Rick Hanson PhD

Jun 22, 2012

Hold your wants lightly

Getting caught up in wanting – wanting both to get what’s pleasant and to avoid what’s unpleasant – is a major source of suffering and harm for oneself and others.

First, a lot of what we want to get comes with a big price tag – such as that second cupcake, constant stimulation via TV and websites, lashing out in anger, intoxication, over-working, or manipulating others to get approval or love. On a larger scale, the consumer-based lifestyle widespread in Western nations leads them to eat up – often literally – a huge portion of the world’s resources.

Similarly, much of what we want to avoid – like the discomfort of speaking out, …

Vimalasara

May 07, 2012

The Second Noble Truth

When I first read the second truth, I had goose bumps, because I knew my life was heading in the direction of suffering. All the choices in my life were on the path of suffering, and all the things I was doing in my life too, kept me on the path of suffering.  At age fourteen I had chosen to live on the streets. I had gone off the rails. Eighteen months with my biological mother from the ages of eleven to twelve and a half had taught me to self medicate.
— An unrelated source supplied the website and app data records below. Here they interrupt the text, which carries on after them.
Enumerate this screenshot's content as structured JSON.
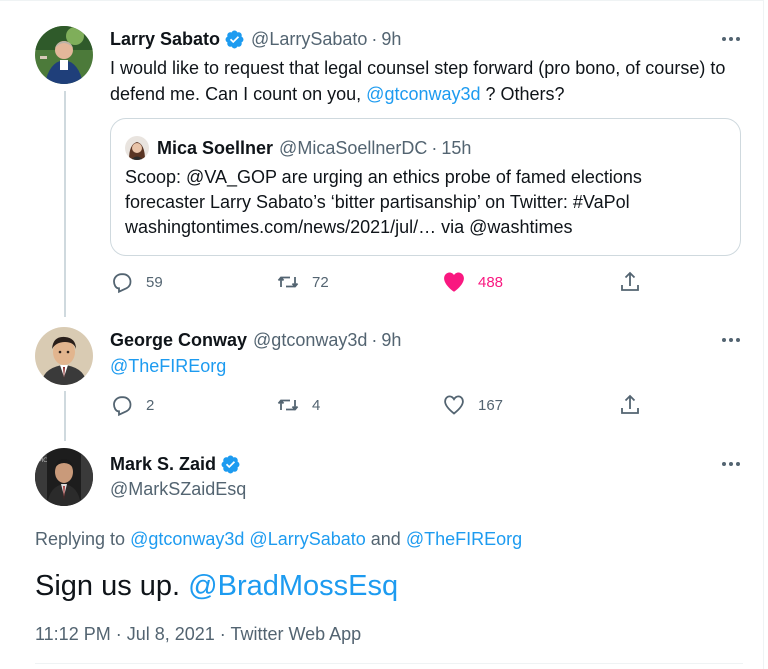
{
  "colors": {
    "accent": "#1d9bf0",
    "like": "#f91880",
    "muted": "#536471",
    "text": "#0f1419"
  },
  "tweet1": {
    "name": "Larry Sabato",
    "handle": "@LarrySabato",
    "dot": "·",
    "time": "9h",
    "text_before": "I would like to request that legal counsel step forward (pro bono, of course) to defend me. Can I count on you, ",
    "mention": "@gtconway3d",
    "text_after": " ? Others?",
    "quote": {
      "name": "Mica Soellner",
      "handle": "@MicaSoellnerDC",
      "time": "15h",
      "line1": "Scoop: @VA_GOP are urging an ethics probe of famed elections",
      "line2": "forecaster Larry Sabato’s ‘bitter partisanship’ on Twitter: #VaPol",
      "line3": "washingtontimes.com/news/2021/jul/… via @washtimes"
    },
    "replies": "59",
    "retweets": "72",
    "likes": "488",
    "icons": [
      "verified-icon",
      "reply-icon",
      "retweet-icon",
      "heart-filled-icon",
      "share-icon",
      "more-icon"
    ]
  },
  "tweet2": {
    "name": "George Conway",
    "handle": "@gtconway3d",
    "dot": "·",
    "time": "9h",
    "text": "@TheFIREorg",
    "replies": "2",
    "retweets": "4",
    "likes": "167"
  },
  "tweet3": {
    "name": "Mark S. Zaid",
    "handle": "@MarkSZaidEsq",
    "replying_label": "Replying to ",
    "replying_1": "@gtconway3d",
    "replying_2": "@LarrySabato",
    "replying_and": " and ",
    "replying_3": "@TheFIREorg",
    "body": "Sign us up. ",
    "body_mention": "@BradMossEsq",
    "timestamp": "11:12 PM · Jul 8, 2021 · Twitter Web App"
  }
}
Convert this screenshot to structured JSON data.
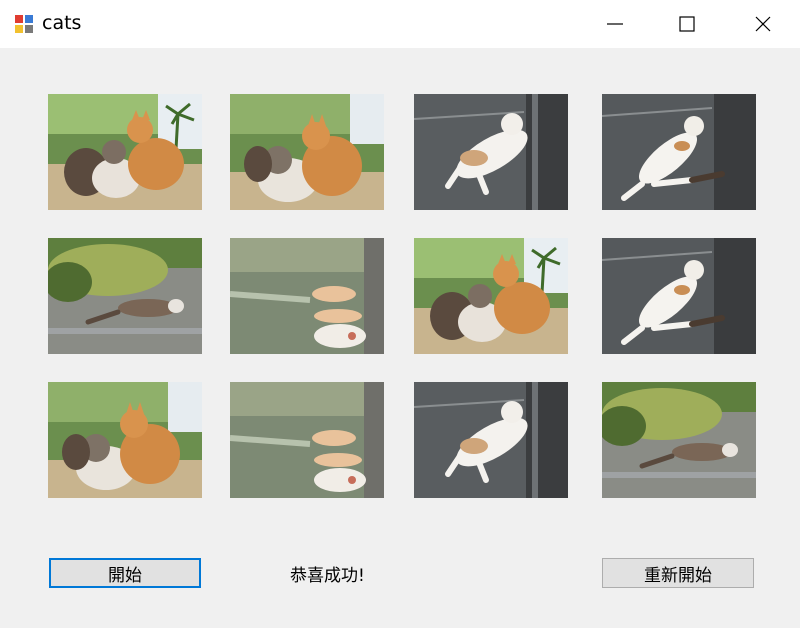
{
  "window": {
    "title": "cats"
  },
  "tiles": [
    {
      "name": "cats-group-trio",
      "scene": "trio"
    },
    {
      "name": "cats-group-pair",
      "scene": "pair"
    },
    {
      "name": "white-cat-on-road",
      "scene": "white-road"
    },
    {
      "name": "white-cat-stretch",
      "scene": "white-stretch"
    },
    {
      "name": "cat-lying-on-grass-road",
      "scene": "grass-road"
    },
    {
      "name": "cat-paws-closeup",
      "scene": "paws"
    },
    {
      "name": "cats-group-trio",
      "scene": "trio"
    },
    {
      "name": "white-cat-stretch",
      "scene": "white-stretch"
    },
    {
      "name": "cats-group-pair",
      "scene": "pair"
    },
    {
      "name": "cat-paws-closeup",
      "scene": "paws"
    },
    {
      "name": "white-cat-on-road",
      "scene": "white-road"
    },
    {
      "name": "cat-lying-on-grass-road",
      "scene": "grass-road"
    }
  ],
  "buttons": {
    "start": "開始",
    "restart": "重新開始"
  },
  "status_message": "恭喜成功!"
}
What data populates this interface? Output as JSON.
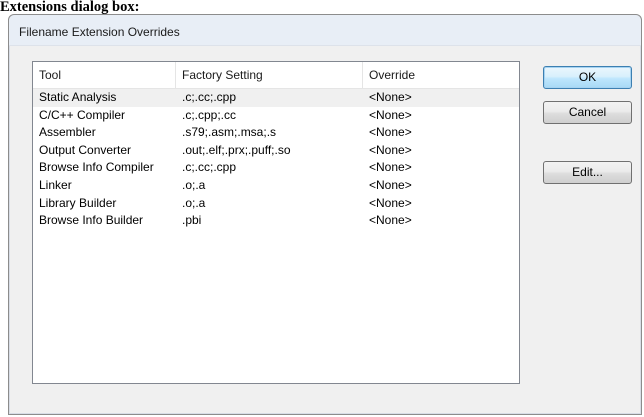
{
  "page_caption": "Extensions dialog box:",
  "dialog": {
    "title": "Filename Extension Overrides"
  },
  "list": {
    "columns": [
      "Tool",
      "Factory Setting",
      "Override"
    ],
    "rows": [
      [
        "Static Analysis",
        ".c;.cc;.cpp",
        "<None>"
      ],
      [
        "C/C++ Compiler",
        ".c;.cpp;.cc",
        "<None>"
      ],
      [
        "Assembler",
        ".s79;.asm;.msa;.s",
        "<None>"
      ],
      [
        "Output Converter",
        ".out;.elf;.prx;.puff;.so",
        "<None>"
      ],
      [
        "Browse Info Compiler",
        ".c;.cc;.cpp",
        "<None>"
      ],
      [
        "Linker",
        ".o;.a",
        "<None>"
      ],
      [
        "Library Builder",
        ".o;.a",
        "<None>"
      ],
      [
        "Browse Info Builder",
        ".pbi",
        "<None>"
      ]
    ]
  },
  "buttons": {
    "ok": "OK",
    "cancel": "Cancel",
    "edit": "Edit..."
  }
}
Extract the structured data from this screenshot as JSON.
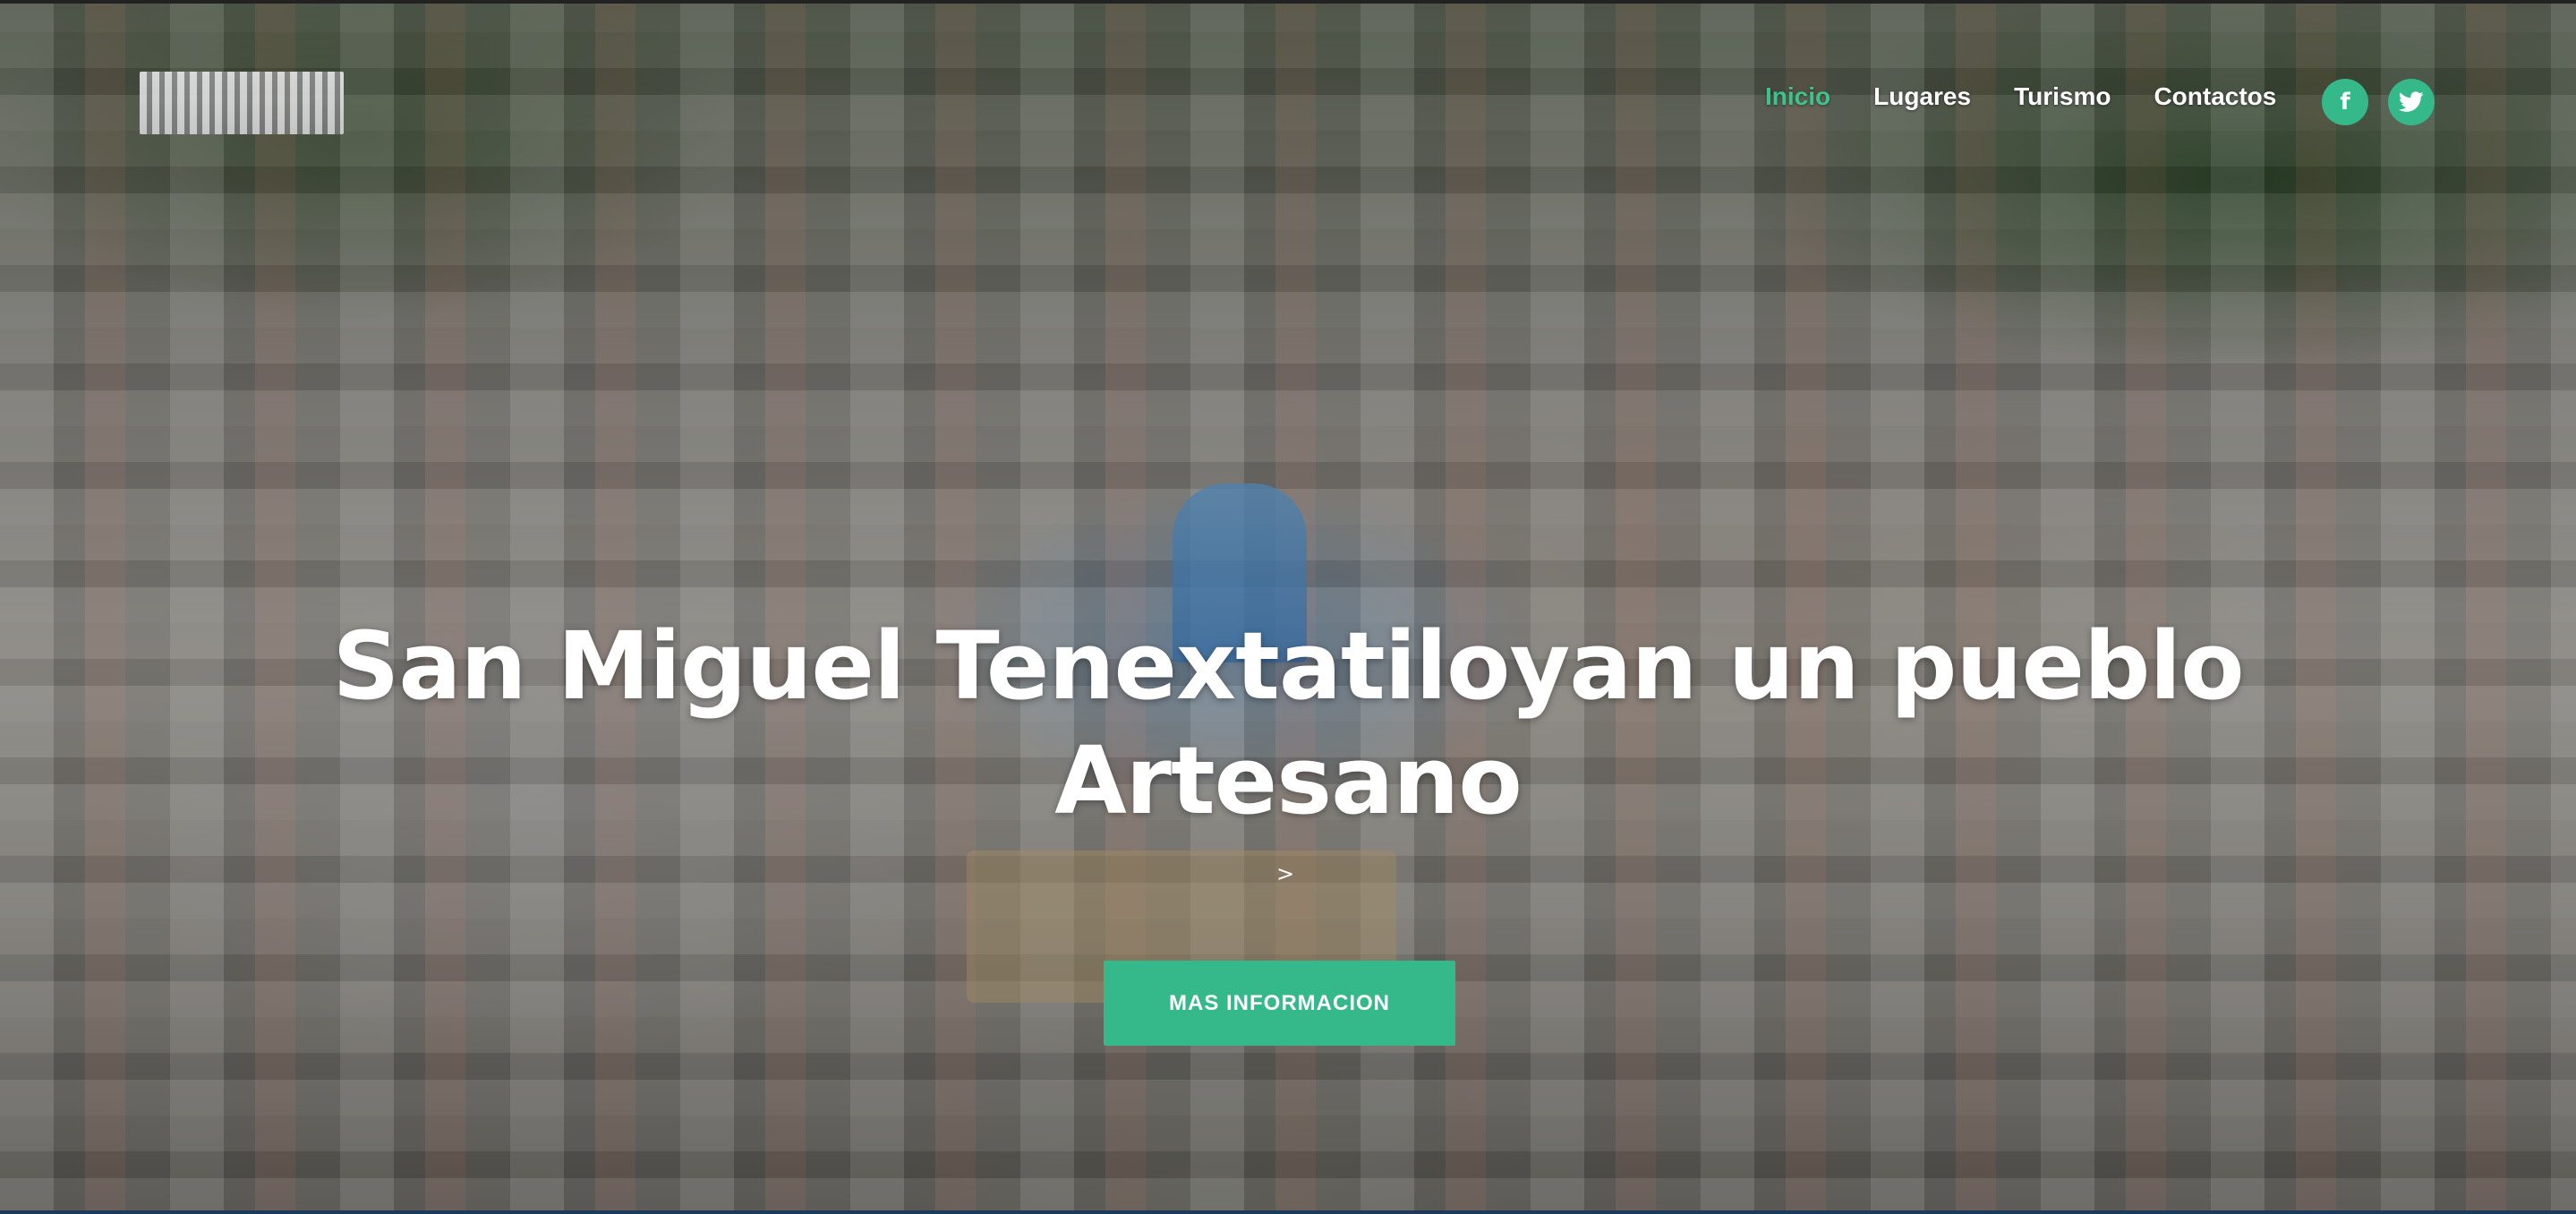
{
  "nav": {
    "items": [
      {
        "label": "Inicio",
        "active": true
      },
      {
        "label": "Lugares",
        "active": false
      },
      {
        "label": "Turismo",
        "active": false
      },
      {
        "label": "Contactos",
        "active": false
      }
    ]
  },
  "social": {
    "facebook_glyph": "f",
    "twitter_glyph": "🐦",
    "icons": [
      "facebook-icon",
      "twitter-icon"
    ]
  },
  "hero": {
    "title_line1": "San Miguel Tenextatiloyan un pueblo",
    "title_line2": "Artesano",
    "arrow_text": ">",
    "cta_label": "MAS INFORMACION"
  },
  "colors": {
    "accent": "#36b98a",
    "active_nav": "#3cc48f",
    "text": "#ffffff"
  }
}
No adult could tell me what to do. I was going to take complete control of my life. And so …